Global Earth Overshoot Day was July 29 this year, the earliest ever to be calculated.
What is Earth Overshoot Day?
This date marks when humanity’s annual demand on nature exceeds what Earth’s ecosystems can regenerate in that year. And over just the past 20 years, the date moved forward three months to July 29. It’s the earliest ever to be calculated.
Overshoot is a blunt reminder that we are consistently depleting our natural capital, compromising the planet’s future. It means globally, humanity is currently using natural resources 1.75x faster than our planet’s ecosystems can regenerate. That’s equivalent to using 1.75 Earths this year.

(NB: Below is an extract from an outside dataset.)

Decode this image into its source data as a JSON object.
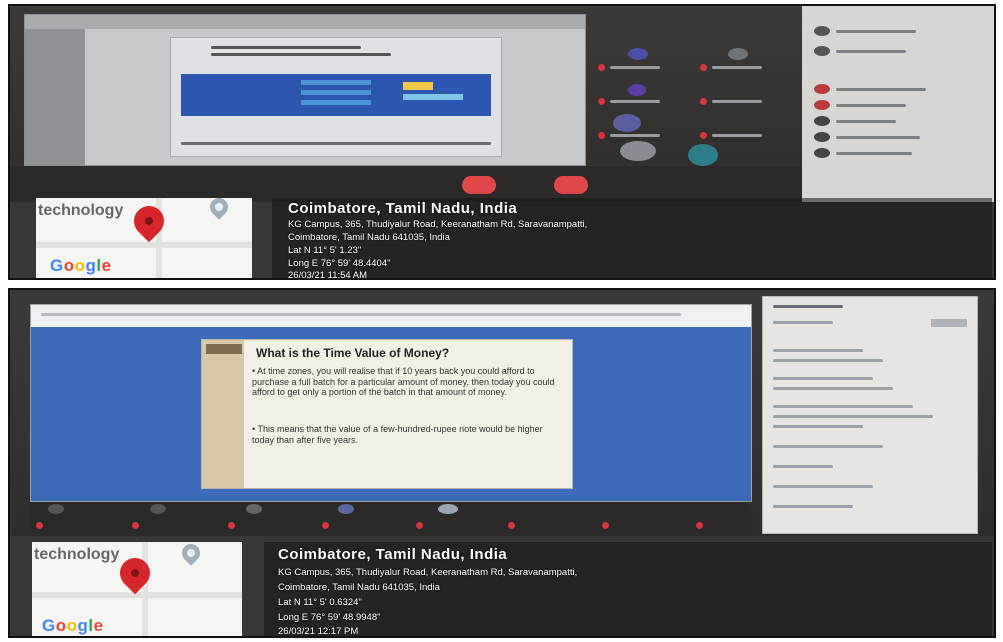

We don’t have 1.75 Earths, we only have one. We’re living beyond our means until December 31st.
Why does it matter?
Healthy, self-sustaining ecosystems such as oceans and forests are indispensable to keep our planet livable by regulating the climate and absorbing carbon emissions. But from rapid deforestation to intensive food systems, we are using resources unsustainably and forcing more carbon into the atmosphere than can be naturally sequestered.
Overshoot Day highlights the huge disparity between the exploitation of Earth’s resources and the social, environmental and economic impacts faced by people as a result.
An individual country’s overshoot day is the date on which Earth Overshoot Day falls if all of humanity consumed resources like the people in this country. In 2019, Papua New Guinea’s overshoot day falls on December 7. Compared to the UK, this is nearly a whole 7 months earlier.
But despite their minimal ecological impact, rainforest and coastal communities in Papua New Guinea are already seeing the detrimental impacts of sea-level rise and increased extreme weather events from climate change.
“The rainforest’s stability is an insurance for my life irrespective of where I live on the planet. That is why supporting Cool Earth is such an important climate action.”
-Professor Dr. Johan Röckstrom – Co-author of the “Hothouse Earth” theory